The discipline required by the official lenders will be replaced by the discipline of volunteer lenders in the international financial markets, easily spooked by signs of consolidation fatigue and political irresolution in over-indebted countries.
As if the Government's debt burden was not enough to worry prospective lenders, the State has further off-balance-sheet liabilities both for guaranteed bank borrowings and for the borrowings of NAMA, the agency which bought the dud commercial property loans from the banks. It also has massive unfunded pension liabilities for State employees and the worrying prospect of further bank rescue costs if mortgage loan recoveries go badly.
So the Irish Exchequer will not have regained its fiscal freedom of action next January just because reliance on the EU/IMF financing has come to an end. Only when the debt ratio has been reduced substantially, after a period of surplus budgets and sustained economic growth, will the government have regained some freedom of action in fiscal policy.
This could take a decade even if things go well. If things go badly, it may not be feasible to exit from reliance on official lenders for the foreseeable future, and there may have to be a successor rescue programme with further conditional emergency finance, or default. The scale of market borrowing required over the next decade is shown in the table above.

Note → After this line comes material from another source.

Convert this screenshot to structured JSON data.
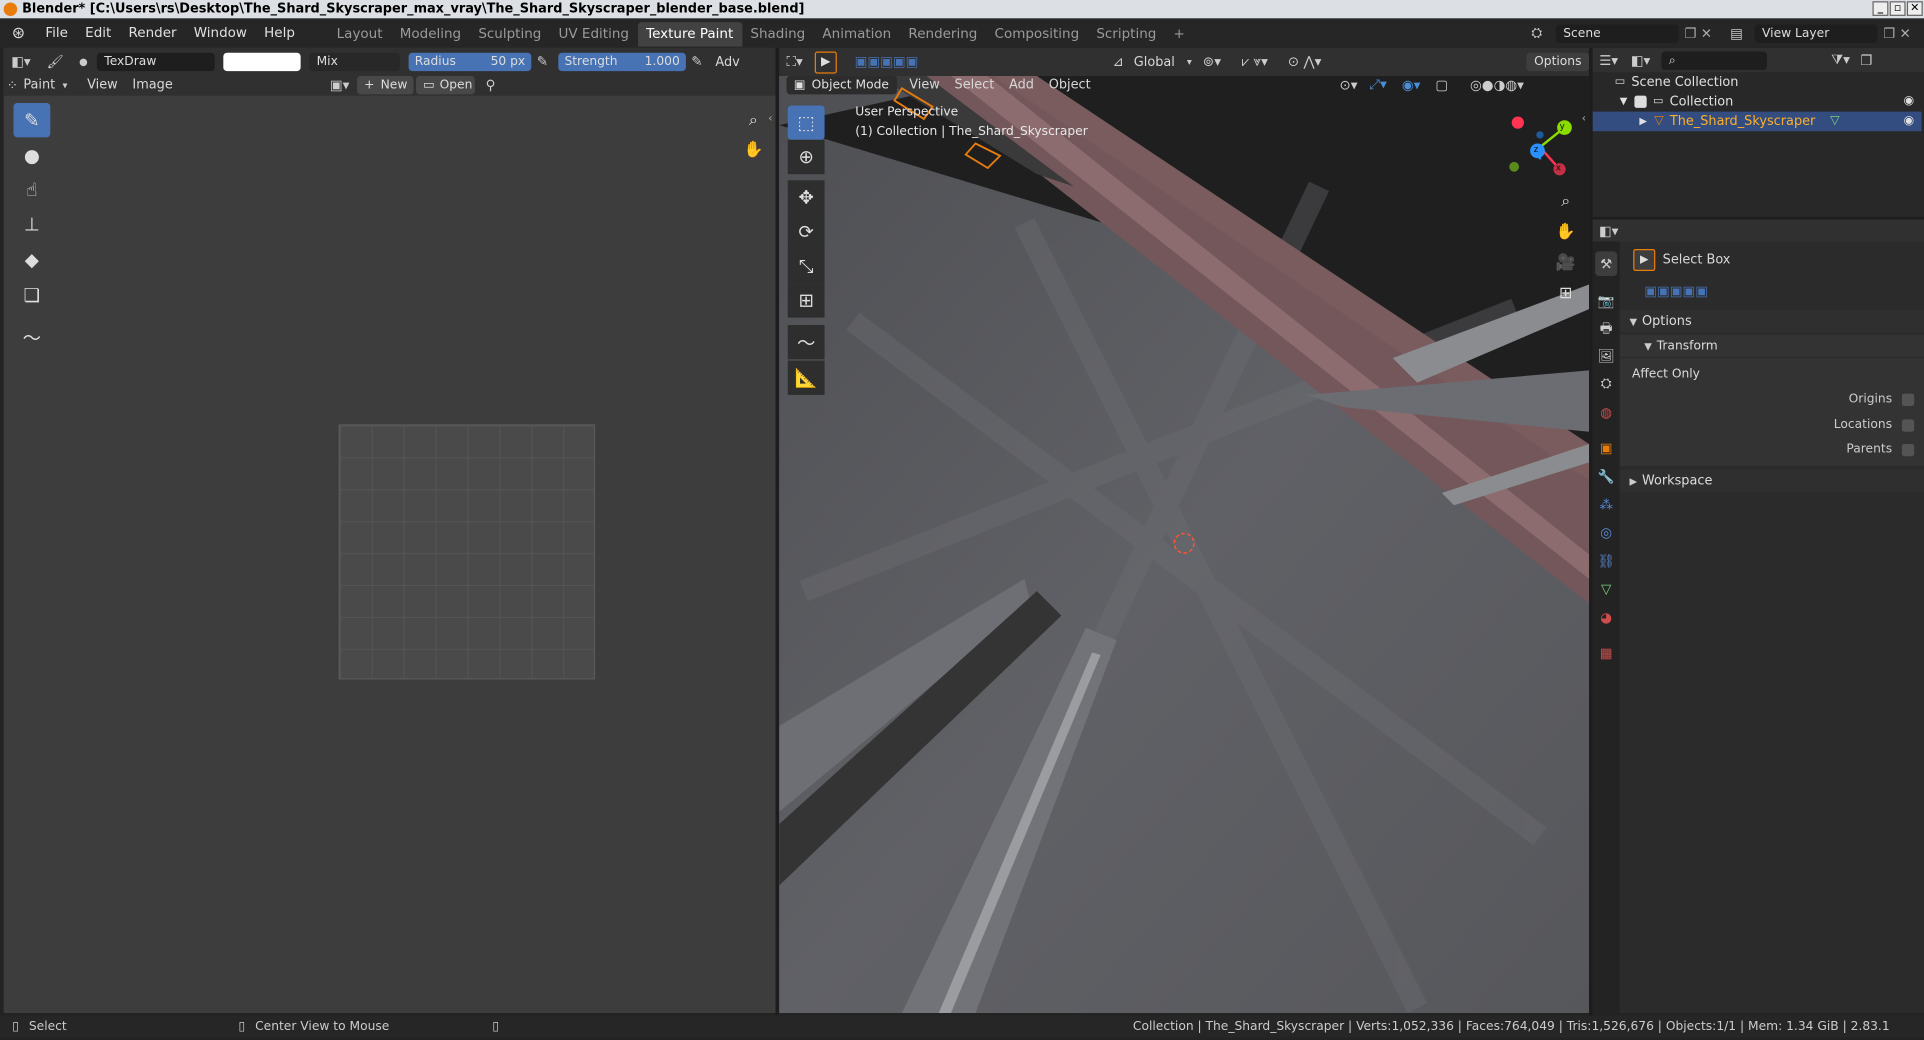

The total to be borrowed over the next decade averages €13bn per annum, even if the so-called austerity regime is adhered to. It could be a little less given the likelihood of some further loan maturity extensions. If the government borrows for short periods, as inevitably it will to some extent, part of the borrowing will have to be renewed.
In 2013 the government has been adding to the outstanding debt at the rate of around €1bn per month. Government revenue is still, after tax increases and expenditure cuts, running way behind government spending and the State is continuing to over-spend on a grand scale.
From January next, if exit from EU/IMF oversight happens, market lenders will expect evidence of a commitment to bring new borrowing to an early halt. The enormous amounts to be borrowed in future years will be forthcoming provided two conditions are met. The first is that the economy begins to show some serious signs of recovery. The second is that the political class begins to show some understanding of the nature of the constraints with which they are now confronted.
The IMF, the Economic and Social Research Institute, the Fiscal Council, the Central Bank and numerous independent commentators have been urging the government to stick with its plans and get the deficit down as quickly as possible. The contrary view, that an early relaxation can somehow be justified, is supported by trade unions, the employers' body, IBEC and numerous politicians.
An ingredient in these calls for budgetary policy relaxation is the decision by the NTMA, the government's borrowing agency, to sell large quantities of new government bonds and to place the cash on deposit at much lower interest rates. There will be €22bn of this pre-funding at the end of 2013. This appears to be creating the impression that the cash is there to be spent. On the contrary, it adds to the gross debt and inflates the deficit by several hundred million per annum.
There may well be a compelling case for a looser budget policy at European level. But for heavily-indebted countries such as Ireland, any premature loosening on a go-it-alone basis will make little difference to aggregate demand, courts rejection in the markets, default and a longer spell in receivership as wards of the official lenders.